START SUPPLIED RECORDS

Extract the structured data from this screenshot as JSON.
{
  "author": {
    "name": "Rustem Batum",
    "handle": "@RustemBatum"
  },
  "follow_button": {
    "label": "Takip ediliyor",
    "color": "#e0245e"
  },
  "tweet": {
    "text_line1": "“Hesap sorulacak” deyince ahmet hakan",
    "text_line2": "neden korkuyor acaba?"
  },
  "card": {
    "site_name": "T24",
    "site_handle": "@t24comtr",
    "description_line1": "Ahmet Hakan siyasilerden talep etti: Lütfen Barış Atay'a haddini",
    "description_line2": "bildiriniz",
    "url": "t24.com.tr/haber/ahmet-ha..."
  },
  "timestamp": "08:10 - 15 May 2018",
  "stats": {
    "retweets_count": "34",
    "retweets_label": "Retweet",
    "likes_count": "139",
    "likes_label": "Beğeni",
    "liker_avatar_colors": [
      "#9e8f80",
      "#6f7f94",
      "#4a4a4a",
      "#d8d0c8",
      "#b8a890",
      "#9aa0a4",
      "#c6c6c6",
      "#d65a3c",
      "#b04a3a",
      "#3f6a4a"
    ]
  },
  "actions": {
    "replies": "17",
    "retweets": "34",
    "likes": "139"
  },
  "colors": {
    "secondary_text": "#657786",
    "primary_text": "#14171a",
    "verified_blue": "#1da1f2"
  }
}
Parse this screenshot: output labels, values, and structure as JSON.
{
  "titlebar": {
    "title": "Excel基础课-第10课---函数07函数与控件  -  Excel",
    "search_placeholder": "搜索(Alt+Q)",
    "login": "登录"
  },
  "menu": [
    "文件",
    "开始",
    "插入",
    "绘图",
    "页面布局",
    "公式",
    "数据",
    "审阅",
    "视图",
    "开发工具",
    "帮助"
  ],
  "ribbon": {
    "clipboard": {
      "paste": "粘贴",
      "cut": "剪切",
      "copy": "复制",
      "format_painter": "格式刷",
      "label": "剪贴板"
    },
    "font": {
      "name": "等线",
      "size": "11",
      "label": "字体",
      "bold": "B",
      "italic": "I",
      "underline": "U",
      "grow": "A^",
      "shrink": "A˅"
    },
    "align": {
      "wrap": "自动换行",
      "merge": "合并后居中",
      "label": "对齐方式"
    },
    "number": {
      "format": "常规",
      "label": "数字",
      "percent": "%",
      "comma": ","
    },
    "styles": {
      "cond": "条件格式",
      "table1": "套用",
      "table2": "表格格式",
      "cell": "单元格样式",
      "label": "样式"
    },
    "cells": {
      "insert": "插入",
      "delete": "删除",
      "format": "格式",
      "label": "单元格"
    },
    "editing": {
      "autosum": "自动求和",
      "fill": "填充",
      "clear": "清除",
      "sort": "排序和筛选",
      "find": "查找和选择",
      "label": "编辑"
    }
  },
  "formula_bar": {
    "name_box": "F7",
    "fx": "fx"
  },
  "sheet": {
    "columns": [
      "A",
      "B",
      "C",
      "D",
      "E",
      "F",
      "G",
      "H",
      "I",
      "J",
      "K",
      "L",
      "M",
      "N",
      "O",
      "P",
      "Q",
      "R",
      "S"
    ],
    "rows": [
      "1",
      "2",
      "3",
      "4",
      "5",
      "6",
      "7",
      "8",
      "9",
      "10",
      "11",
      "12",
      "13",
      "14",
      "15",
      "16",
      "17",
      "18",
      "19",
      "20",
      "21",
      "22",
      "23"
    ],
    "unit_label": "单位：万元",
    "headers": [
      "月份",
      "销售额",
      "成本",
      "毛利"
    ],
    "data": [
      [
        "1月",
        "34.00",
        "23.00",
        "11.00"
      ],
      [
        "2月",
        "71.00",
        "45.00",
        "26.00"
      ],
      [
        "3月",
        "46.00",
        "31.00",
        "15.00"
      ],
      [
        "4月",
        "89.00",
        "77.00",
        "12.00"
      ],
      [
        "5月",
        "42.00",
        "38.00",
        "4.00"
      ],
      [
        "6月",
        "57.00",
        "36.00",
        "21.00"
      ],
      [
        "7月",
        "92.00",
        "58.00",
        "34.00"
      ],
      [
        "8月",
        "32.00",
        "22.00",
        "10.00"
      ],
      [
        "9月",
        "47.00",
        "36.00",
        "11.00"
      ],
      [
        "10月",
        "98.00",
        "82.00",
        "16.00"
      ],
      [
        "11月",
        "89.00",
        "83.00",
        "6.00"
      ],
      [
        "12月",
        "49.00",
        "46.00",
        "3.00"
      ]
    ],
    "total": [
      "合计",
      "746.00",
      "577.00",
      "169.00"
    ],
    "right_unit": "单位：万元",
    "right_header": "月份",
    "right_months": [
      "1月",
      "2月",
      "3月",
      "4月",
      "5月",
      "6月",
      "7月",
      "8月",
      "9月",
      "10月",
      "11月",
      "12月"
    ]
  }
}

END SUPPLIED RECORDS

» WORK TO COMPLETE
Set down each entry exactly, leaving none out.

» SOLUTION
Extract the structured data from this screenshot as JSON.
{
  "author": {
    "name": "Rustem Batum",
    "handle": "@RustemBatum"
  },
  "follow_button": {
    "label": "Takip ediliyor",
    "color": "#e0245e"
  },
  "tweet": {
    "text_line1": "“Hesap sorulacak” deyince ahmet hakan",
    "text_line2": "neden korkuyor acaba?"
  },
  "card": {
    "site_name": "T24",
    "site_handle": "@t24comtr",
    "description_line1": "Ahmet Hakan siyasilerden talep etti: Lütfen Barış Atay'a haddini",
    "description_line2": "bildiriniz",
    "url": "t24.com.tr/haber/ahmet-ha..."
  },
  "timestamp": "08:10 - 15 May 2018",
  "stats": {
    "retweets_count": "34",
    "retweets_label": "Retweet",
    "likes_count": "139",
    "likes_label": "Beğeni",
    "liker_avatar_colors": [
      "#9e8f80",
      "#6f7f94",
      "#4a4a4a",
      "#d8d0c8",
      "#b8a890",
      "#9aa0a4",
      "#c6c6c6",
      "#d65a3c",
      "#b04a3a",
      "#3f6a4a"
    ]
  },
  "actions": {
    "replies": "17",
    "retweets": "34",
    "likes": "139"
  },
  "colors": {
    "secondary_text": "#657786",
    "primary_text": "#14171a",
    "verified_blue": "#1da1f2"
  }
}
Parse this screenshot: output labels, values, and structure as JSON.
{
  "titlebar": {
    "title": "Excel基础课-第10课---函数07函数与控件  -  Excel",
    "search_placeholder": "搜索(Alt+Q)",
    "login": "登录"
  },
  "menu": [
    "文件",
    "开始",
    "插入",
    "绘图",
    "页面布局",
    "公式",
    "数据",
    "审阅",
    "视图",
    "开发工具",
    "帮助"
  ],
  "ribbon": {
    "clipboard": {
      "paste": "粘贴",
      "cut": "剪切",
      "copy": "复制",
      "format_painter": "格式刷",
      "label": "剪贴板"
    },
    "font": {
      "name": "等线",
      "size": "11",
      "label": "字体",
      "bold": "B",
      "italic": "I",
      "underline": "U",
      "grow": "A^",
      "shrink": "A˅"
    },
    "align": {
      "wrap": "自动换行",
      "merge": "合并后居中",
      "label": "对齐方式"
    },
    "number": {
      "format": "常规",
      "label": "数字",
      "percent": "%",
      "comma": ","
    },
    "styles": {
      "cond": "条件格式",
      "table1": "套用",
      "table2": "表格格式",
      "cell": "单元格样式",
      "label": "样式"
    },
    "cells": {
      "insert": "插入",
      "delete": "删除",
      "format": "格式",
      "label": "单元格"
    },
    "editing": {
      "autosum": "自动求和",
      "fill": "填充",
      "clear": "清除",
      "sort": "排序和筛选",
      "find": "查找和选择",
      "label": "编辑"
    }
  },
  "formula_bar": {
    "name_box": "F7",
    "fx": "fx"
  },
  "sheet": {
    "columns": [
      "A",
      "B",
      "C",
      "D",
      "E",
      "F",
      "G",
      "H",
      "I",
      "J",
      "K",
      "L",
      "M",
      "N",
      "O",
      "P",
      "Q",
      "R",
      "S"
    ],
    "rows": [
      "1",
      "2",
      "3",
      "4",
      "5",
      "6",
      "7",
      "8",
      "9",
      "10",
      "11",
      "12",
      "13",
      "14",
      "15",
      "16",
      "17",
      "18",
      "19",
      "20",
      "21",
      "22",
      "23"
    ],
    "unit_label": "单位：万元",
    "headers": [
      "月份",
      "销售额",
      "成本",
      "毛利"
    ],
    "data": [
      [
        "1月",
        "34.00",
        "23.00",
        "11.00"
      ],
      [
        "2月",
        "71.00",
        "45.00",
        "26.00"
      ],
      [
        "3月",
        "46.00",
        "31.00",
        "15.00"
      ],
      [
        "4月",
        "89.00",
        "77.00",
        "12.00"
      ],
      [
        "5月",
        "42.00",
        "38.00",
        "4.00"
      ],
      [
        "6月",
        "57.00",
        "36.00",
        "21.00"
      ],
      [
        "7月",
        "92.00",
        "58.00",
        "34.00"
      ],
      [
        "8月",
        "32.00",
        "22.00",
        "10.00"
      ],
      [
        "9月",
        "47.00",
        "36.00",
        "11.00"
      ],
      [
        "10月",
        "98.00",
        "82.00",
        "16.00"
      ],
      [
        "11月",
        "89.00",
        "83.00",
        "6.00"
      ],
      [
        "12月",
        "49.00",
        "46.00",
        "3.00"
      ]
    ],
    "total": [
      "合计",
      "746.00",
      "577.00",
      "169.00"
    ],
    "right_unit": "单位：万元",
    "right_header": "月份",
    "right_months": [
      "1月",
      "2月",
      "3月",
      "4月",
      "5月",
      "6月",
      "7月",
      "8月",
      "9月",
      "10月",
      "11月",
      "12月"
    ]
  }
}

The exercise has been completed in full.